Amid the gloom over the space shuttle’s retirement, there is some potentially good news for Florida’s Space Coast, which will bear the brunt of the economic pain. In his speech to the National Press Club on Friday, NASA Administrator Charles Bolden said:
And speaking of those facilities at KSC and across the agency, we have had tremendous interest from our commercial space partners in re-using or leasing these assets – and are close to making some major announcements about them soon. The re-use of our unique NASA assets, like the Orbiter Processing Facilities, will help these companies keep their costs down and create jobs for the space industry of tomorrow.
Edward Ellegood of the FLORIDA SPACErePORT believes there could be a connection to recent actions by Space Florida, the government body that promotes aerospace in the Sunshine State:
Good guess that this is another one of the projects approved last month by Space Florida’s board of directors, investing millions of dollars to convert federal facilities at the Cape Canaveral Spaceport for commercial space operations.
Ellegood reports that one of those investments is to support SpaceX’s expansion:
Last month, Space Florida’s board of directors approved several infrastructure investments at the Cape Canaveral Spaceport. One of those investments was apparently intended to meet SpaceX’s need for expansion at the spaceport. With limited room at a Launch Complex 40 building for horizontal processing of Falcon-9 rockets, and scant extra room in the same facility for work on Dragon capsules, SpaceX was looking at excess facilities within the CCAFS Industrial Area nearby. With support from Space Florida and the Air Force 45th Space Wing, SpaceX is now modifying the Delta Mission Checkout (DMCO) facility–which formerly supported Delta-2 rocket processing–for Falcon-9 operations.

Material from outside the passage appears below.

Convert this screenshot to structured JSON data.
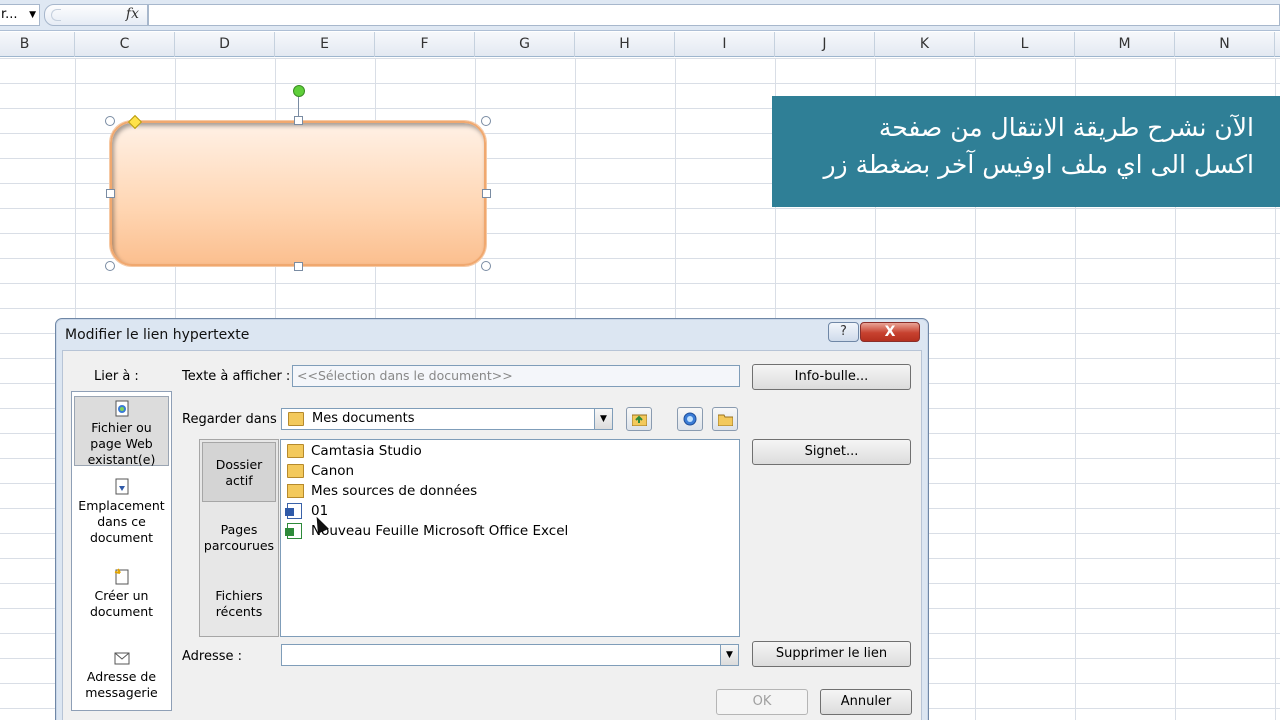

Laid off workers might also look to another spaceport up north for jobs, as Bolden noted in his speech:
The Mid-Atlantic Regional Spaceport is taking shape at our Wallops Flight Facility in Virginia. One of the first customers will be Orbital Sciences Corporation, with its Taurus II rocket.